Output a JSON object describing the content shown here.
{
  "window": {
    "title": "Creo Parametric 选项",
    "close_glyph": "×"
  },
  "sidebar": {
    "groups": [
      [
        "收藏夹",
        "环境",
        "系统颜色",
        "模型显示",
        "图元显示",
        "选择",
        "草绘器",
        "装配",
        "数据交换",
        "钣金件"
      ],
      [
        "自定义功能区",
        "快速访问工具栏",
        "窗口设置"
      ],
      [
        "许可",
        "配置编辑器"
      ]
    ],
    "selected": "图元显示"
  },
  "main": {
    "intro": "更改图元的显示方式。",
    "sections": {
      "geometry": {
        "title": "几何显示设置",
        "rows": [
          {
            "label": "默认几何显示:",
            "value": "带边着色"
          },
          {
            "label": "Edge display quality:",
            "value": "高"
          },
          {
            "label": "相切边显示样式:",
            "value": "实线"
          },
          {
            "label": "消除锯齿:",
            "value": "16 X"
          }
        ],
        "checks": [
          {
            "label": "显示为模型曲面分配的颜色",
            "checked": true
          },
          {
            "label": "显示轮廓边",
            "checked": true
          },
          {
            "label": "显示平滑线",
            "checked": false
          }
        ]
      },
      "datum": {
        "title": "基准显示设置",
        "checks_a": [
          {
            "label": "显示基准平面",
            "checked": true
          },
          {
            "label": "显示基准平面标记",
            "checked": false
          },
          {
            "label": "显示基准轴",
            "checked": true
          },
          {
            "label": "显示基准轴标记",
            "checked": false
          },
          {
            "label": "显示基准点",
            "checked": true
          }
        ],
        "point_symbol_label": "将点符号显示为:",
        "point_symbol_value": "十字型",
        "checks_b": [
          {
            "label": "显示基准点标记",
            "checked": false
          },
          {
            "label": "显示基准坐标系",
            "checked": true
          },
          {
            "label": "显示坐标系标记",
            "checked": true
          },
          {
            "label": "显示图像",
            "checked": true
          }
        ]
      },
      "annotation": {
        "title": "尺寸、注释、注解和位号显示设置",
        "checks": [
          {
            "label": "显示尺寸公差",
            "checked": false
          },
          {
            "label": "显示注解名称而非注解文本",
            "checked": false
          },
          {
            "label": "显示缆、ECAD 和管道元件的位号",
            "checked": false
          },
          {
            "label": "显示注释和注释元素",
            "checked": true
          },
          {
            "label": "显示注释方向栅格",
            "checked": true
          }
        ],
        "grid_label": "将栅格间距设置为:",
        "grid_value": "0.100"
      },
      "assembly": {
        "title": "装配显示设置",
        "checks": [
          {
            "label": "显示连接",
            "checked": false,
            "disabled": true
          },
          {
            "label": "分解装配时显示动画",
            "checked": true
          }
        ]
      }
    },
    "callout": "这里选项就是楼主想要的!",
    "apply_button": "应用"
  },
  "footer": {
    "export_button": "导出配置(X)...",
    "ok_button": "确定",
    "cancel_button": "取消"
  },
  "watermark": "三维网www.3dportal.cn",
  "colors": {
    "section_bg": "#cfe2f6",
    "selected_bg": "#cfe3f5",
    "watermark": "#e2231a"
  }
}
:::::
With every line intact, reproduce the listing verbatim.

## Response box
Output a JSON object describing the content shown here.
{
  "window": {
    "title": "Creo Parametric 选项",
    "close_glyph": "×"
  },
  "sidebar": {
    "groups": [
      [
        "收藏夹",
        "环境",
        "系统颜色",
        "模型显示",
        "图元显示",
        "选择",
        "草绘器",
        "装配",
        "数据交换",
        "钣金件"
      ],
      [
        "自定义功能区",
        "快速访问工具栏",
        "窗口设置"
      ],
      [
        "许可",
        "配置编辑器"
      ]
    ],
    "selected": "图元显示"
  },
  "main": {
    "intro": "更改图元的显示方式。",
    "sections": {
      "geometry": {
        "title": "几何显示设置",
        "rows": [
          {
            "label": "默认几何显示:",
            "value": "带边着色"
          },
          {
            "label": "Edge display quality:",
            "value": "高"
          },
          {
            "label": "相切边显示样式:",
            "value": "实线"
          },
          {
            "label": "消除锯齿:",
            "value": "16 X"
          }
        ],
        "checks": [
          {
            "label": "显示为模型曲面分配的颜色",
            "checked": true
          },
          {
            "label": "显示轮廓边",
            "checked": true
          },
          {
            "label": "显示平滑线",
            "checked": false
          }
        ]
      },
      "datum": {
        "title": "基准显示设置",
        "checks_a": [
          {
            "label": "显示基准平面",
            "checked": true
          },
          {
            "label": "显示基准平面标记",
            "checked": false
          },
          {
            "label": "显示基准轴",
            "checked": true
          },
          {
            "label": "显示基准轴标记",
            "checked": false
          },
          {
            "label": "显示基准点",
            "checked": true
          }
        ],
        "point_symbol_label": "将点符号显示为:",
        "point_symbol_value": "十字型",
        "checks_b": [
          {
            "label": "显示基准点标记",
            "checked": false
          },
          {
            "label": "显示基准坐标系",
            "checked": true
          },
          {
            "label": "显示坐标系标记",
            "checked": true
          },
          {
            "label": "显示图像",
            "checked": true
          }
        ]
      },
      "annotation": {
        "title": "尺寸、注释、注解和位号显示设置",
        "checks": [
          {
            "label": "显示尺寸公差",
            "checked": false
          },
          {
            "label": "显示注解名称而非注解文本",
            "checked": false
          },
          {
            "label": "显示缆、ECAD 和管道元件的位号",
            "checked": false
          },
          {
            "label": "显示注释和注释元素",
            "checked": true
          },
          {
            "label": "显示注释方向栅格",
            "checked": true
          }
        ],
        "grid_label": "将栅格间距设置为:",
        "grid_value": "0.100"
      },
      "assembly": {
        "title": "装配显示设置",
        "checks": [
          {
            "label": "显示连接",
            "checked": false,
            "disabled": true
          },
          {
            "label": "分解装配时显示动画",
            "checked": true
          }
        ]
      }
    },
    "callout": "这里选项就是楼主想要的!",
    "apply_button": "应用"
  },
  "footer": {
    "export_button": "导出配置(X)...",
    "ok_button": "确定",
    "cancel_button": "取消"
  },
  "watermark": "三维网www.3dportal.cn",
  "colors": {
    "section_bg": "#cfe2f6",
    "selected_bg": "#cfe3f5",
    "watermark": "#e2231a"
  }
}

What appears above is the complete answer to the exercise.